TASK STATEMENT:
All entries must come back exactly as given, with no pictures in the copy.

INPUT DATA:
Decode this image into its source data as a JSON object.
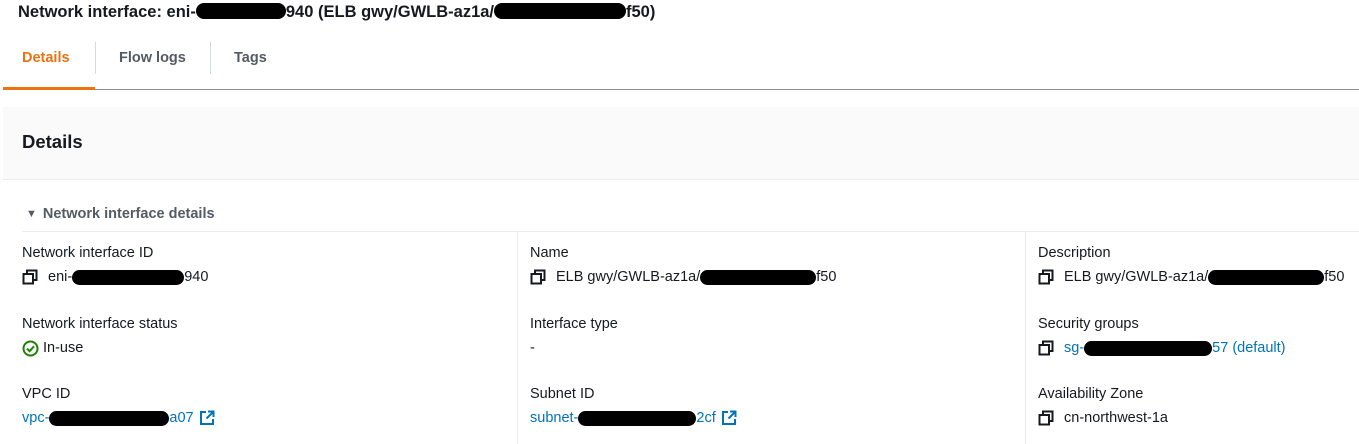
{
  "page": {
    "title_prefix": "Network interface: eni-",
    "title_suffix": "940 (ELB gwy/GWLB-az1a/",
    "title_end": "f50)"
  },
  "tabs": [
    {
      "label": "Details",
      "active": true
    },
    {
      "label": "Flow logs",
      "active": false
    },
    {
      "label": "Tags",
      "active": false
    }
  ],
  "panel": {
    "title": "Details",
    "section_label": "Network interface details"
  },
  "fields": {
    "eni_id": {
      "label": "Network interface ID",
      "prefix": "eni-",
      "suffix": "940"
    },
    "name": {
      "label": "Name",
      "prefix": "ELB gwy/GWLB-az1a/",
      "suffix": "f50"
    },
    "description": {
      "label": "Description",
      "prefix": "ELB gwy/GWLB-az1a/",
      "suffix": "f50"
    },
    "status": {
      "label": "Network interface status",
      "value": "In-use"
    },
    "interface_type": {
      "label": "Interface type",
      "value": "-"
    },
    "security_groups": {
      "label": "Security groups",
      "prefix": "sg-",
      "suffix": "57 (default)"
    },
    "vpc_id": {
      "label": "VPC ID",
      "prefix": "vpc-",
      "suffix": "a07"
    },
    "subnet_id": {
      "label": "Subnet ID",
      "prefix": "subnet-",
      "suffix": "2cf"
    },
    "availability_zone": {
      "label": "Availability Zone",
      "value": "cn-northwest-1a"
    }
  },
  "colors": {
    "accent": "#ec7211",
    "link": "#0073bb",
    "success": "#1d8102",
    "text": "#16191f",
    "muted": "#545b64"
  },
  "icons": [
    "copy-icon",
    "external-link-icon",
    "status-ok-icon",
    "caret-down-icon"
  ]
}
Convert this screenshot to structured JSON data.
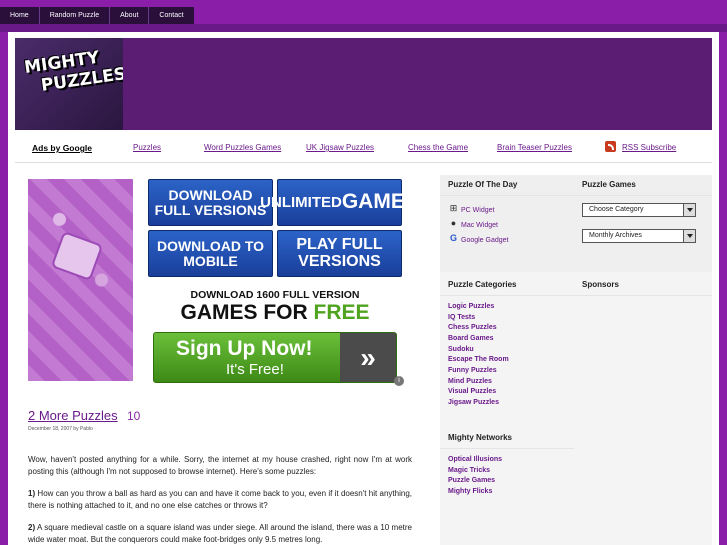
{
  "nav": {
    "tabs": [
      "Home",
      "Random Puzzle",
      "About",
      "Contact"
    ]
  },
  "logo": {
    "line1": "MIGHTY",
    "line2": "PUZZLES"
  },
  "linkbar": {
    "ads_label": "Ads by Google",
    "links": [
      "Puzzles",
      "Word Puzzles Games",
      "UK Jigsaw Puzzles",
      "Chess the Game",
      "Brain Teaser Puzzles"
    ],
    "rss_label": "RSS Subscribe"
  },
  "ad": {
    "btn1": "DOWNLOAD FULL VERSIONS",
    "btn2_small": "UNLIMITED",
    "btn2_big": "GAMES",
    "btn3": "DOWNLOAD TO MOBILE",
    "btn4": "PLAY FULL VERSIONS",
    "line1": "DOWNLOAD 1600 FULL VERSION",
    "line2_prefix": "GAMES FOR ",
    "line2_free": "FREE",
    "signup": "Sign Up Now!",
    "signup_sub": "It's Free!",
    "arrows": "»"
  },
  "post": {
    "title": "2 More Puzzles",
    "comments": "10",
    "meta": "December 18, 2007 by Pablo",
    "intro": "Wow, haven't posted anything for a while. Sorry, the internet at my house crashed, right now I'm at work posting this (although I'm not supposed to browse internet). Here's some puzzles:",
    "q1_num": "1)",
    "q1": " How can you throw a ball as hard as you can and have it come back to you, even if it doesn't hit anything, there is nothing attached to it, and no one else catches or throws it?",
    "q2_num": "2)",
    "q2": " A square medieval castle on a square island was under siege. All around the island, there was a 10 metre wide water moat. But the conquerors could make foot-bridges only 9.5 metres long."
  },
  "sidebar": {
    "puzzle_of_day_title": "Puzzle Of The Day",
    "widgets": [
      "PC Widget",
      "Mac Widget",
      "Google Gadget"
    ],
    "puzzle_games_title": "Puzzle Games",
    "select_category": "Choose Category",
    "select_archive": "Monthly Archives",
    "categories_title": "Puzzle Categories",
    "categories": [
      "Logic Puzzles",
      "IQ Tests",
      "Chess Puzzles",
      "Board Games",
      "Sudoku",
      "Escape The Room",
      "Funny Puzzles",
      "Mind Puzzles",
      "Visual Puzzles",
      "Jigsaw Puzzles"
    ],
    "sponsors_title": "Sponsors",
    "networks_title": "Mighty Networks",
    "networks": [
      "Optical Illusions",
      "Magic Tricks",
      "Puzzle Games",
      "Mighty Flicks"
    ]
  }
}
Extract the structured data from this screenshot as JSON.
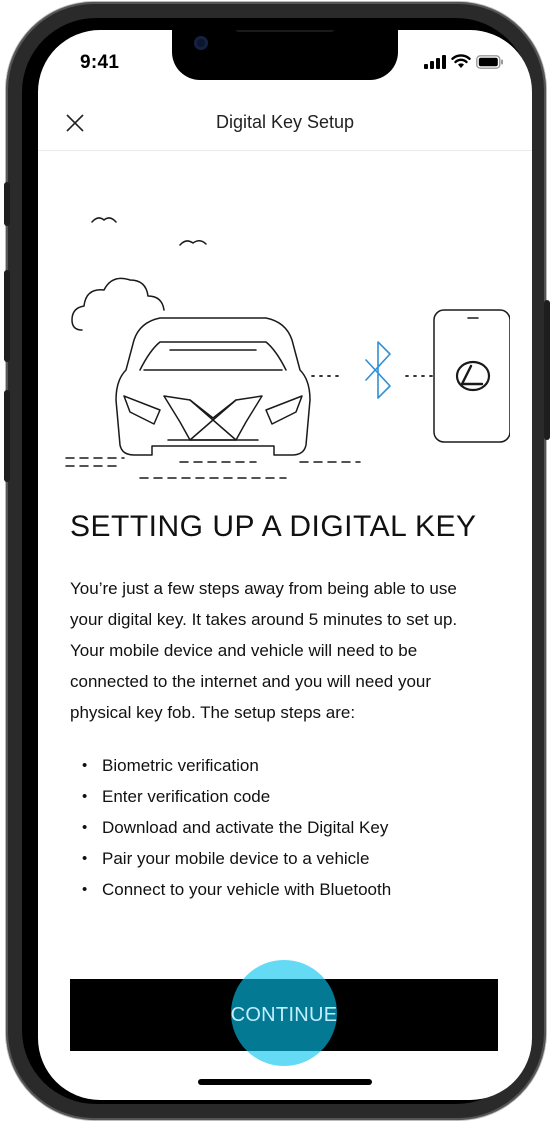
{
  "status_bar": {
    "time": "9:41"
  },
  "header": {
    "title": "Digital Key Setup"
  },
  "content": {
    "heading": "SETTING UP A DIGITAL KEY",
    "intro": "You’re just a few steps away from being able to use your digital key. It takes around 5 minutes to set up. Your mobile device and vehicle will need to be connected to the internet and you will need your physical key fob. The setup steps are:",
    "steps": [
      "Biometric verification",
      "Enter verification code",
      "Download and activate the Digital Key",
      "Pair your mobile device to a vehicle",
      "Connect to your vehicle with Bluetooth"
    ]
  },
  "footer": {
    "continue_label": "CONTINUE"
  },
  "icons": {
    "close": "close-icon",
    "bluetooth": "bluetooth-icon",
    "brand": "lexus-logo-icon"
  },
  "colors": {
    "bluetooth_accent": "#2f8fd8",
    "touch_highlight": "#07c3ef",
    "button_bg": "#000000"
  }
}
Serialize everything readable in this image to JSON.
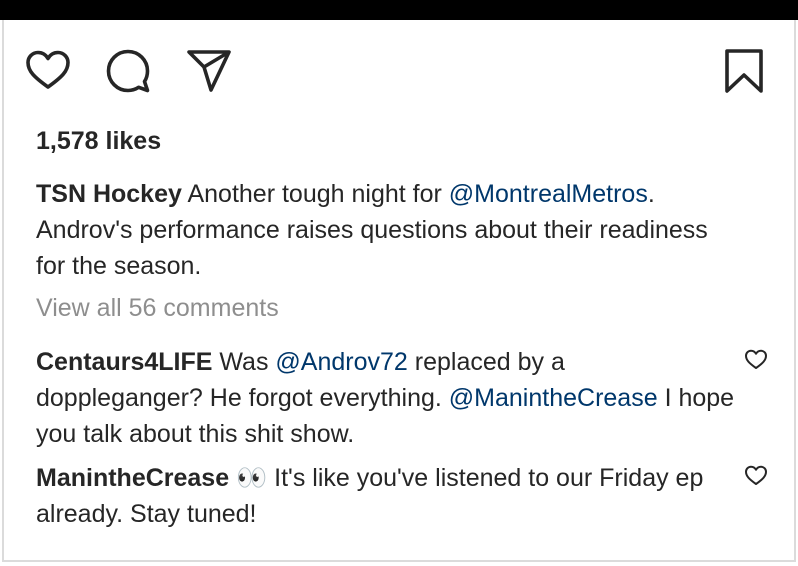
{
  "post": {
    "likes": "1,578 likes",
    "caption": {
      "username": "TSN Hockey",
      "text_before": "Another tough night for",
      "mention": "@MontrealMetros",
      "text_after": ". Androv's performance raises questions about their readiness for the season."
    },
    "view_all_comments": "View all 56 comments"
  },
  "comments": [
    {
      "username": "Centaurs4LIFE",
      "text_1": "Was",
      "mention_1": "@Androv72",
      "text_2": "replaced by a doppleganger? He forgot everything.",
      "mention_2": "@ManintheCrease",
      "text_3": "I hope you talk about this shit show."
    },
    {
      "username": "ManintheCrease",
      "text": "👀 It's like you've listened to our Friday ep already. Stay tuned!"
    }
  ],
  "icons": {
    "like": "heart-icon",
    "comment": "comment-bubble-icon",
    "share": "paper-plane-icon",
    "save": "bookmark-icon",
    "comment_like": "heart-icon"
  },
  "colors": {
    "text": "#262626",
    "mention": "#00376b",
    "muted": "#8e8e8e",
    "border": "#dbdbdb",
    "top_bar": "#000000"
  }
}
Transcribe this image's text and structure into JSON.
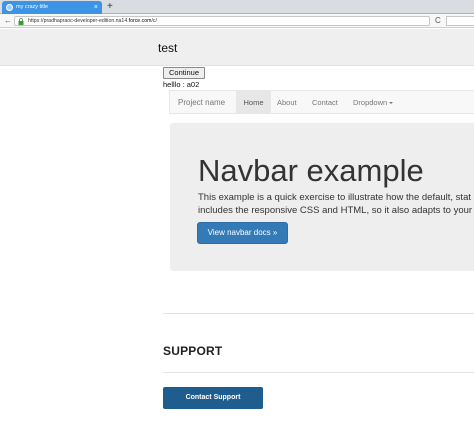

EXERCISE OUTPUT:
Decode this image into its source data as a JSON object.
{
  "page": {
    "title_prefix": "Network interface: eni-",
    "title_suffix": "940 (ELB gwy/GWLB-az1a/",
    "title_end": "f50)"
  },
  "tabs": [
    {
      "label": "Details",
      "active": true
    },
    {
      "label": "Flow logs",
      "active": false
    },
    {
      "label": "Tags",
      "active": false
    }
  ],
  "panel": {
    "title": "Details",
    "section_label": "Network interface details"
  },
  "fields": {
    "eni_id": {
      "label": "Network interface ID",
      "prefix": "eni-",
      "suffix": "940"
    },
    "name": {
      "label": "Name",
      "prefix": "ELB gwy/GWLB-az1a/",
      "suffix": "f50"
    },
    "description": {
      "label": "Description",
      "prefix": "ELB gwy/GWLB-az1a/",
      "suffix": "f50"
    },
    "status": {
      "label": "Network interface status",
      "value": "In-use"
    },
    "interface_type": {
      "label": "Interface type",
      "value": "-"
    },
    "security_groups": {
      "label": "Security groups",
      "prefix": "sg-",
      "suffix": "57 (default)"
    },
    "vpc_id": {
      "label": "VPC ID",
      "prefix": "vpc-",
      "suffix": "a07"
    },
    "subnet_id": {
      "label": "Subnet ID",
      "prefix": "subnet-",
      "suffix": "2cf"
    },
    "availability_zone": {
      "label": "Availability Zone",
      "value": "cn-northwest-1a"
    }
  },
  "colors": {
    "accent": "#ec7211",
    "link": "#0073bb",
    "success": "#1d8102",
    "text": "#16191f",
    "muted": "#545b64"
  },
  "icons": [
    "copy-icon",
    "external-link-icon",
    "status-ok-icon",
    "caret-down-icon"
  ]
}
Convert this screenshot to structured JSON data.
{
  "nav": {
    "tabs": [
      "Home",
      "Random Puzzle",
      "About",
      "Contact"
    ]
  },
  "logo": {
    "line1": "MIGHTY",
    "line2": "PUZZLES"
  },
  "linkbar": {
    "ads_label": "Ads by Google",
    "links": [
      "Puzzles",
      "Word Puzzles Games",
      "UK Jigsaw Puzzles",
      "Chess the Game",
      "Brain Teaser Puzzles"
    ],
    "rss_label": "RSS Subscribe"
  },
  "ad": {
    "btn1": "DOWNLOAD FULL VERSIONS",
    "btn2_small": "UNLIMITED",
    "btn2_big": "GAMES",
    "btn3": "DOWNLOAD TO MOBILE",
    "btn4": "PLAY FULL VERSIONS",
    "line1": "DOWNLOAD 1600 FULL VERSION",
    "line2_prefix": "GAMES FOR ",
    "line2_free": "FREE",
    "signup": "Sign Up Now!",
    "signup_sub": "It's Free!",
    "arrows": "»"
  },
  "post": {
    "title": "2 More Puzzles",
    "comments": "10",
    "meta": "December 18, 2007 by Pablo",
    "intro": "Wow, haven't posted anything for a while. Sorry, the internet at my house crashed, right now I'm at work posting this (although I'm not supposed to browse internet). Here's some puzzles:",
    "q1_num": "1)",
    "q1": " How can you throw a ball as hard as you can and have it come back to you, even if it doesn't hit anything, there is nothing attached to it, and no one else catches or throws it?",
    "q2_num": "2)",
    "q2": " A square medieval castle on a square island was under siege. All around the island, there was a 10 metre wide water moat. But the conquerors could make foot-bridges only 9.5 metres long."
  },
  "sidebar": {
    "puzzle_of_day_title": "Puzzle Of The Day",
    "widgets": [
      "PC Widget",
      "Mac Widget",
      "Google Gadget"
    ],
    "puzzle_games_title": "Puzzle Games",
    "select_category": "Choose Category",
    "select_archive": "Monthly Archives",
    "categories_title": "Puzzle Categories",
    "categories": [
      "Logic Puzzles",
      "IQ Tests",
      "Chess Puzzles",
      "Board Games",
      "Sudoku",
      "Escape The Room",
      "Funny Puzzles",
      "Mind Puzzles",
      "Visual Puzzles",
      "Jigsaw Puzzles"
    ],
    "sponsors_title": "Sponsors",
    "networks_title": "Mighty Networks",
    "networks": [
      "Optical Illusions",
      "Magic Tricks",
      "Puzzle Games",
      "Mighty Flicks"
    ]
  }
}
Extract the structured data from this screenshot as JSON.
{
  "status_bar": {
    "time": "9:41"
  },
  "header": {
    "title": "Digital Key Setup"
  },
  "content": {
    "heading": "SETTING UP A DIGITAL KEY",
    "intro": "You’re just a few steps away from being able to use your digital key. It takes around 5 minutes to set up. Your mobile device and vehicle will need to be connected to the internet and you will need your physical key fob. The setup steps are:",
    "steps": [
      "Biometric verification",
      "Enter verification code",
      "Download and activate the Digital Key",
      "Pair your mobile device to a vehicle",
      "Connect to your vehicle with Bluetooth"
    ]
  },
  "footer": {
    "continue_label": "CONTINUE"
  },
  "icons": {
    "close": "close-icon",
    "bluetooth": "bluetooth-icon",
    "brand": "lexus-logo-icon"
  },
  "colors": {
    "bluetooth_accent": "#2f8fd8",
    "touch_highlight": "#07c3ef",
    "button_bg": "#000000"
  }
}
Serialize everything readable in this image to JSON.
{
  "post": {
    "likes": "1,578 likes",
    "caption": {
      "username": "TSN Hockey",
      "text_before": "Another tough night for",
      "mention": "@MontrealMetros",
      "text_after": ". Androv's performance raises questions about their readiness for the season."
    },
    "view_all_comments": "View all 56 comments"
  },
  "comments": [
    {
      "username": "Centaurs4LIFE",
      "text_1": "Was",
      "mention_1": "@Androv72",
      "text_2": "replaced by a doppleganger? He forgot everything.",
      "mention_2": "@ManintheCrease",
      "text_3": "I hope you talk about this shit show."
    },
    {
      "username": "ManintheCrease",
      "text": "👀 It's like you've listened to our Friday ep already. Stay tuned!"
    }
  ],
  "icons": {
    "like": "heart-icon",
    "comment": "comment-bubble-icon",
    "share": "paper-plane-icon",
    "save": "bookmark-icon",
    "comment_like": "heart-icon"
  },
  "colors": {
    "text": "#262626",
    "mention": "#00376b",
    "muted": "#8e8e8e",
    "border": "#dbdbdb",
    "top_bar": "#000000"
  }
}
Transcribe this image's text and structure into JSON.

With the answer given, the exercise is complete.